Researchers Awarded 2018 Canon Medical Systems USA/RSNA Research Grants
News | Radiology Imaging | November 13, 2018
The Radiological Society of North America (RSNA) Research & Education (R&E) Foundation recently announced the...
Subtle Medical Showcases Artificial Intelligence for PET, MRI Scans at RSNA 2018
News | Artificial Intelligence | November 13, 2018
At the 2018 Radiological Society of North America annual meeting (RSNA 2018), Nov. 25-30 in Chicago, Subtle Medical...
University of Missouri Research Reactor First U.S. I-131 Supplier in 30 Years

MURR is the only supplier of I 131 in the United States and the first U.S. supplier since the 1980s. Image courtesy of University of Missouri

News | Radiopharmaceuticals and Tracers | November 13, 2018
The University of Missouri Research Reactor (MURR) recently shipped its first batch of Iodine-131 (I-131), a...
MEDraysintell Projects Increasing Mergers and Acquisitions in Nuclear Medicine
News | Nuclear Imaging | November 07, 2018
With the recent announcement by Novartis to acquire Endocyte , interest from the conventional pharmaceutical industry...
A PET/CT head and neck cancer scan.

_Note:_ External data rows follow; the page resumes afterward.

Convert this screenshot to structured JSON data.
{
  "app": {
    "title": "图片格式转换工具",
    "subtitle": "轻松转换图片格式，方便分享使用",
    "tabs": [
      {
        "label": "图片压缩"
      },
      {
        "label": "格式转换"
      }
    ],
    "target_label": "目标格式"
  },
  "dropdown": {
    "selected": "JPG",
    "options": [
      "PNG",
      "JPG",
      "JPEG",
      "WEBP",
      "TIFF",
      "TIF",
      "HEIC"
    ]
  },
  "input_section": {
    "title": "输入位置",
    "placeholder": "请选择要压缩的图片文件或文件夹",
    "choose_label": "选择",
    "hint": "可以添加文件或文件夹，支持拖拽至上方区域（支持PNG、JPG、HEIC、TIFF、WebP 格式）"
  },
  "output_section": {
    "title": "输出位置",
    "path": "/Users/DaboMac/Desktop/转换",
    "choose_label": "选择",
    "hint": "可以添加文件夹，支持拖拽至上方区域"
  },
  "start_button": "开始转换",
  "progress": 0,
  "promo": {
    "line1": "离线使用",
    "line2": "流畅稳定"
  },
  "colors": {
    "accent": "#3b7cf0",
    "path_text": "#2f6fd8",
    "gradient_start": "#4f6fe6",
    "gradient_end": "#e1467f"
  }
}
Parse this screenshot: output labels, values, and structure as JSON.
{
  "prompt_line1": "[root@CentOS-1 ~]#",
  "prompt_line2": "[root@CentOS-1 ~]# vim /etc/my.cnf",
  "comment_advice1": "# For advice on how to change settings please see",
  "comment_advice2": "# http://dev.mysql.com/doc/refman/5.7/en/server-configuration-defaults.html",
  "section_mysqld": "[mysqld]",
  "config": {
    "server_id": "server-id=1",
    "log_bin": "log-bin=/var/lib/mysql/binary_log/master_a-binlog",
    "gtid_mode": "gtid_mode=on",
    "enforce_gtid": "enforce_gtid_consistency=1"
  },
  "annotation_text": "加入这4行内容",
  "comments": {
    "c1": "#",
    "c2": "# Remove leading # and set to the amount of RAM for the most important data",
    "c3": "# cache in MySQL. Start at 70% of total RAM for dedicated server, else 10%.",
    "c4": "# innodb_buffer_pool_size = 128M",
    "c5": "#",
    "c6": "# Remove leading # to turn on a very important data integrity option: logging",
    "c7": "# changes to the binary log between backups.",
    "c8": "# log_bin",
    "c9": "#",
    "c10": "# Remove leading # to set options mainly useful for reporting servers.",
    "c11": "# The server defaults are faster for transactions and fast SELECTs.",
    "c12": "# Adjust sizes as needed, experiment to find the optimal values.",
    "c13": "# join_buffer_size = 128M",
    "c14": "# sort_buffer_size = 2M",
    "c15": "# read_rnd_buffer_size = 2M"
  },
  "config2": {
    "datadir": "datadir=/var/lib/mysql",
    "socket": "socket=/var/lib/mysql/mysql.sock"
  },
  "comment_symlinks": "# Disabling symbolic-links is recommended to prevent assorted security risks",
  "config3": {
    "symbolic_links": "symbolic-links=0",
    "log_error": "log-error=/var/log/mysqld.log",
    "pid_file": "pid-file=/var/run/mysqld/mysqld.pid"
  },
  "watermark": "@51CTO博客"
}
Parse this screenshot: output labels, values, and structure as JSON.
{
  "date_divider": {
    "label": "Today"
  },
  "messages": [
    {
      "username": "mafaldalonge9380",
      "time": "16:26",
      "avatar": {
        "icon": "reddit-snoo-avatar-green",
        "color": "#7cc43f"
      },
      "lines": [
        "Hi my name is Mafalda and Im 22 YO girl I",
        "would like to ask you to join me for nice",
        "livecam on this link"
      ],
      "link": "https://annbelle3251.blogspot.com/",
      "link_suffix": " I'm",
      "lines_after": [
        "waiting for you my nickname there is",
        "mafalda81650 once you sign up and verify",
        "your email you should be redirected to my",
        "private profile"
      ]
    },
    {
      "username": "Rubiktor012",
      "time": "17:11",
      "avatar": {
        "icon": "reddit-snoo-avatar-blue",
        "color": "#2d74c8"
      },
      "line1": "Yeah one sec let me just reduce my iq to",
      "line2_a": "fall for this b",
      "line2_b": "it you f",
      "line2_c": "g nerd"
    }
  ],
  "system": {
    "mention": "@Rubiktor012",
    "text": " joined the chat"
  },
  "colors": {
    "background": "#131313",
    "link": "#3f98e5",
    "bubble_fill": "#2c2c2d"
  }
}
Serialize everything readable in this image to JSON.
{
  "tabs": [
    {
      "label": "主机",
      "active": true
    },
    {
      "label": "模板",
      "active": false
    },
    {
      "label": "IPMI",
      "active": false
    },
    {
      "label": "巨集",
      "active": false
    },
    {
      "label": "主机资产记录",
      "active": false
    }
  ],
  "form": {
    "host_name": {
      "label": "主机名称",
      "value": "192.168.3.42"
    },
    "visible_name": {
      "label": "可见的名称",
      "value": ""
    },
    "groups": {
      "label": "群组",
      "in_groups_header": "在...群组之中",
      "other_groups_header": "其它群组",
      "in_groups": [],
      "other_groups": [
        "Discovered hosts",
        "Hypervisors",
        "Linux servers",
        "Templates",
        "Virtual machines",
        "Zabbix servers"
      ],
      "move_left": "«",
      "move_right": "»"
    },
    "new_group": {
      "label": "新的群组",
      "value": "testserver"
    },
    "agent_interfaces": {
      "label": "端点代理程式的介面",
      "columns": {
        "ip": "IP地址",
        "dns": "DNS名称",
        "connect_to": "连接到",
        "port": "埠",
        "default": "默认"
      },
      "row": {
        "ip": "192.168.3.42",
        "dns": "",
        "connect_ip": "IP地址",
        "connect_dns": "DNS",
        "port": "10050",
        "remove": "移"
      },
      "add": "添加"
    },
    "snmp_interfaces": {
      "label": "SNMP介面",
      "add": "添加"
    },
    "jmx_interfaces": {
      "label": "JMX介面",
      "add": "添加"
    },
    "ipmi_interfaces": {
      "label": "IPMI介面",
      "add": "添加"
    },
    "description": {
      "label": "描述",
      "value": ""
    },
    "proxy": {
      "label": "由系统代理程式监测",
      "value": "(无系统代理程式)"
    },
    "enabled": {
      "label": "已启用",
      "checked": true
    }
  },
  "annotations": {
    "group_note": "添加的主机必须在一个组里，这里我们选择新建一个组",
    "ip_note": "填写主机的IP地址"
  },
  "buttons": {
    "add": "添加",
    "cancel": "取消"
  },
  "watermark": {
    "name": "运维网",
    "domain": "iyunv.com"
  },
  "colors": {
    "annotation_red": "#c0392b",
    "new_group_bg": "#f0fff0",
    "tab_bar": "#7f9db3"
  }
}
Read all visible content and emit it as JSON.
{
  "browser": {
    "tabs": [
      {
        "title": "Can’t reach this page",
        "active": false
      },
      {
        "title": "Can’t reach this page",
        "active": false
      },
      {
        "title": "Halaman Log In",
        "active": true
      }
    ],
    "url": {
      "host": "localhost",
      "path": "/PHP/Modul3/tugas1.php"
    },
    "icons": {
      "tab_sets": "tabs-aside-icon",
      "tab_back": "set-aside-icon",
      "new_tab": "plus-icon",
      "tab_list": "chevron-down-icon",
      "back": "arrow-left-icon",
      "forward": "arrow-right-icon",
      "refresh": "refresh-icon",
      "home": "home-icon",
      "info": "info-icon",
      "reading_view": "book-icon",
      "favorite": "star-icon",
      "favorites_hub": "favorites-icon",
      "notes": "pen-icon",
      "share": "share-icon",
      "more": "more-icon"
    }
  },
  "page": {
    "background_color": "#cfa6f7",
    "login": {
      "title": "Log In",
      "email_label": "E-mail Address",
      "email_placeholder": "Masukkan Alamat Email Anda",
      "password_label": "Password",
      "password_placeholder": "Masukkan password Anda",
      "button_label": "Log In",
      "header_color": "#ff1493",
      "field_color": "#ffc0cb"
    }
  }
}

A PET/CT head and neck cancer scan.

Feature | Nuclear Imaging | November 05, 2018 | By Sabyasachi Ghosh
“Experimental validation implemented in real-life situations and not theoretical claims exaggerating small advantages
PET Imaging Offers New Possibilities in Chronic Liver Disease Management

Hepatic 18F-FDG, 18F-FAC, and 18F-DFA accumulation are affected in a mouse model of autoimmune hepatitis. (A) Histochemical and immunohistochemical analyses of liver sections from vehicle- and ConA-treated mice. Scale bars represent 50 microns. Transverse PET/CT images (B) and quantification (C) of vehicle- and ConA-treated mice injected with 18F-FDG, 18F-FAC, and 18FDFA. Livers are outlined in a white dotted line. Quantification represents radiotracer accumulation in the liver normalized to a background organ. Image courtesy of Salas J.R., Chen B.Y., Wong A., et al.

News | PET Imaging | October 24, 2018
While liver biopsies are powerful and reliable, they are also invasive, painful, limited and subject to complications....
CORAR Supports Medicare Diagnostic Radiopharmaceutical Payment Equity Act of 2018
News | Radiopharmaceuticals and Tracers | October 12, 2018
October 12, 2018 — The Council on Radionuclides and Radiopharmaceuticals Inc.
Huntsman Cancer Institute Installs First Preclinical nanoScan 3T PET/MRI in U.S.
News | PET-MRI | October 10, 2018
The Center for Quantitative Cancer Imaging at Huntsman Cancer Institute (HCI) at the University of Utah in Salt Lake...